According to the New York Times: “The reaction from Democrats was immediate and angry. ‘The president-elect has created a White House leadership that embodies the most divisive rhetoric of his campaign,’ Senator Ron Wyden of Oregon said on Friday. ‘To the extent that these become policies or legislative proposals, I commit to stopping them.’”

Perhaps the most amazing view from this national security team came from Gen. Flynn, who supports a national registry of Muslims and compares such registration to the internment of Japanese-Americans after the attack on Pearl Harbor in December 1941. President Roosevelt overreacted grossly to a perceived threat from loyal Americans as the nation entered World War II and that overreaction has been universally condemned in the years since as a tragic mistake.

Oh yes. A new day is about to dawn in Washington, D.C. Let’s all get ready for some storm clouds that are beginning to boil up on the political horizon.

Public mistrust casts pall over FBI’s findings


This is what it’s come to in this country.

The head of the nation’s leading federal investigative agency offers a compelling argument for why he isn’t recommending a criminal indictment against a candidate for president.

And yet there remains doubt over whether the FBI did its job with integrity and professionalism.

FBI Director James Comey offered a detail explanation of his agency’s findings today in determining that it wouldn’t recommend seeking an indictment against Hillary Clinton over her use of a personal e-mail server while she served as secretary of state.

Here’s his statement in full. It’s worth reading.


Sure, he has scolded Clinton for being “careless” in her handling of e-mail messages sent from her server. But in his careful language, Comey assures us that no prosecutor worth a damn would find any reasonable cause to seek criminal charges over what transpired during Clinton’s tenure at the State Department.

Moreover, I also accept the declaration that the FBI director did his job with integrity.

As Comey said this morning: “I know there will be intense public debate in the wake of this recommendation, as there was throughout this investigation. What I can assure the American people is that this investigation was done competently, honestly, and independently. No outside influence of any kind was brought to bear.”

I accept those findings.

Memo to former president: Stay away from the action


Bill Clinton hasn’t blown his wife’s presidential candidacy apart.

But, oh man, he has stepped right into the middle of a place where he didn’t belong.

For that matter, the U.S. attorney general — Loretta Lynch — didn’t help matters one bit by agreeing to a brief, allegedly strictly “social” chat with the 42nd president of the United States.

The ex-POTUS and the AG met recently aboard Lynch’s airplane at Phoenix’s airport. They had a few laughs and chatted each other up about this and/or that.

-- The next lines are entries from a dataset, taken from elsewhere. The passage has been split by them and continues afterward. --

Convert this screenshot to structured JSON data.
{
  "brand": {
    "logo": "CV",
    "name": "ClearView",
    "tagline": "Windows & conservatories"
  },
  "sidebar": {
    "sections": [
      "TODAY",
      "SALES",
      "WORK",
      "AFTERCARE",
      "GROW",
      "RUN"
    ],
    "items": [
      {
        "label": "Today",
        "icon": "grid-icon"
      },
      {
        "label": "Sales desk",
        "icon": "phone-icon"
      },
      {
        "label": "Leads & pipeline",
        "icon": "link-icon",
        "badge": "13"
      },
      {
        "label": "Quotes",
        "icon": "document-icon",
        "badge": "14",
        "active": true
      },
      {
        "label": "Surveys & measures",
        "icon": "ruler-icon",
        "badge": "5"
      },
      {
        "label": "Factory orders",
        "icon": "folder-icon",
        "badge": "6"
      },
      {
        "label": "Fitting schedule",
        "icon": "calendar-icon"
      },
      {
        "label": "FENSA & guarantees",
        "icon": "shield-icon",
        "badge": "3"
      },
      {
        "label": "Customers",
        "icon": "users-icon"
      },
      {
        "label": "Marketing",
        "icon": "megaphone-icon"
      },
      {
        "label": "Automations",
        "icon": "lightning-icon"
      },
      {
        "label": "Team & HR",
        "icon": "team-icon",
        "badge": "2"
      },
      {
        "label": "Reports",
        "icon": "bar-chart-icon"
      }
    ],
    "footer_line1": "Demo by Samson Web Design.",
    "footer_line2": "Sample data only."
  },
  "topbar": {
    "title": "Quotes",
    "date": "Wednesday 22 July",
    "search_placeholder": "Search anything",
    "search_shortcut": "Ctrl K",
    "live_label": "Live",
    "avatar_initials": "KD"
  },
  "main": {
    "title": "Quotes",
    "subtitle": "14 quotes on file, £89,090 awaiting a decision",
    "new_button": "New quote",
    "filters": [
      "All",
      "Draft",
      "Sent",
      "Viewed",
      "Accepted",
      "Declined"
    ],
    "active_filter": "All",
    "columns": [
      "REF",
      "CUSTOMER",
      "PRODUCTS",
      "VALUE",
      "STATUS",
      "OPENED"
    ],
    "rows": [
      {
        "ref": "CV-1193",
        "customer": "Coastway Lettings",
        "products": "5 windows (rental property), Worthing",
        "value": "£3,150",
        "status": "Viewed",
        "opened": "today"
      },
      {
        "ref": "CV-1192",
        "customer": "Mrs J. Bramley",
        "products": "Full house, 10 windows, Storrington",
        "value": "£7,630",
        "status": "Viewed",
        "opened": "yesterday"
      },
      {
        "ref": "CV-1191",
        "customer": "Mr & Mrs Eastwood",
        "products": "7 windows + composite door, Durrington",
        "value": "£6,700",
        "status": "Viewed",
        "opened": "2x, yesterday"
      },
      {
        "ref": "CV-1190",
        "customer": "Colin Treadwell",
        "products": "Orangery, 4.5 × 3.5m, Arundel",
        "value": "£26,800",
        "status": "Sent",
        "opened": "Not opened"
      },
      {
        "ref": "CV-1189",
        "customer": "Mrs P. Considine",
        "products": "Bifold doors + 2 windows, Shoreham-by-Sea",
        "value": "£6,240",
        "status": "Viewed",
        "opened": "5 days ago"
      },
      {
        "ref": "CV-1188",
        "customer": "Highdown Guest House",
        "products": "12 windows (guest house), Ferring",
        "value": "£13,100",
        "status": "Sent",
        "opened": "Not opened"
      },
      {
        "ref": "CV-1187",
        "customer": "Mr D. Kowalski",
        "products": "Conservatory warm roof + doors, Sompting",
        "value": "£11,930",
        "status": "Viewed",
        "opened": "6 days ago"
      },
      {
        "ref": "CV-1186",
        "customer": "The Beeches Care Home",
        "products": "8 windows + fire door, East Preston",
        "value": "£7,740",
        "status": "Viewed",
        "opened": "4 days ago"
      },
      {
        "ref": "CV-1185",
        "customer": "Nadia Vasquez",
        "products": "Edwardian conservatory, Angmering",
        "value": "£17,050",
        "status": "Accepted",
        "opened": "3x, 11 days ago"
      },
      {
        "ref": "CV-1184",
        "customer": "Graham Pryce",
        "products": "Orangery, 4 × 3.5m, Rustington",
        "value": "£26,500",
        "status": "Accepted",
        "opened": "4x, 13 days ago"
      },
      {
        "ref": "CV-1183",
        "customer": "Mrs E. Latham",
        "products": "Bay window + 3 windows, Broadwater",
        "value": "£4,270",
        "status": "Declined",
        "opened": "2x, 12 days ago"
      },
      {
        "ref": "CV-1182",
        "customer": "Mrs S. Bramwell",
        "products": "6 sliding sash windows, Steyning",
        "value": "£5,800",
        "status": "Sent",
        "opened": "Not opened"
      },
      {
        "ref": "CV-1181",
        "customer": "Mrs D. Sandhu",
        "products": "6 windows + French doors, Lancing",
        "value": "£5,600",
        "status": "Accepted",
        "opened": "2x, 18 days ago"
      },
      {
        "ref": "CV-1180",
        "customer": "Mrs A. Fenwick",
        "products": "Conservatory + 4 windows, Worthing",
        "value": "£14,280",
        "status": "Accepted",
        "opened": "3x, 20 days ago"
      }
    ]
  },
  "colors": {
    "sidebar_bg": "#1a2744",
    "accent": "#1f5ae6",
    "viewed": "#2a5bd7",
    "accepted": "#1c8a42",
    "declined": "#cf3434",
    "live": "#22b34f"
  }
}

But the ex-president has handed Republican candidate Donald J. Trump a gold-plated gift in the form of ammo to fire at Hillary Rodham Clinton. The ammo well might include accusations that her husband sought to “influence” an FBI investigation into that nagging e-mail controversy … the one involving Hillary Clinton’s use of her private e-mail account to send and receive State Department messages while she ran that huge federal agency.

The FBI is probing the matter and is expected to interview Democratic presidential nominee-in-waiting Hillary Clinton soon, presumably to get some answers to the Big Question: Did she compromise national security while using that e-mail service?

Lynch said immediately she would accept whatever recommendation the FBI makes regarding Hillary Clinton’s liability in this matter. She has all but recused herself from the investigation, even though the Justice Department still oversees the FBI and that FBI Director James Comey is her direct subordinate.

As for the former president, he needs to take his political antennae into whatever shop there is to fix it.

Until then, he needs to keep as low a profile as possible.

This e-mail mess is muddy enough as it is. The former president needs to — how do I say this clearly? — stay far, far away from it.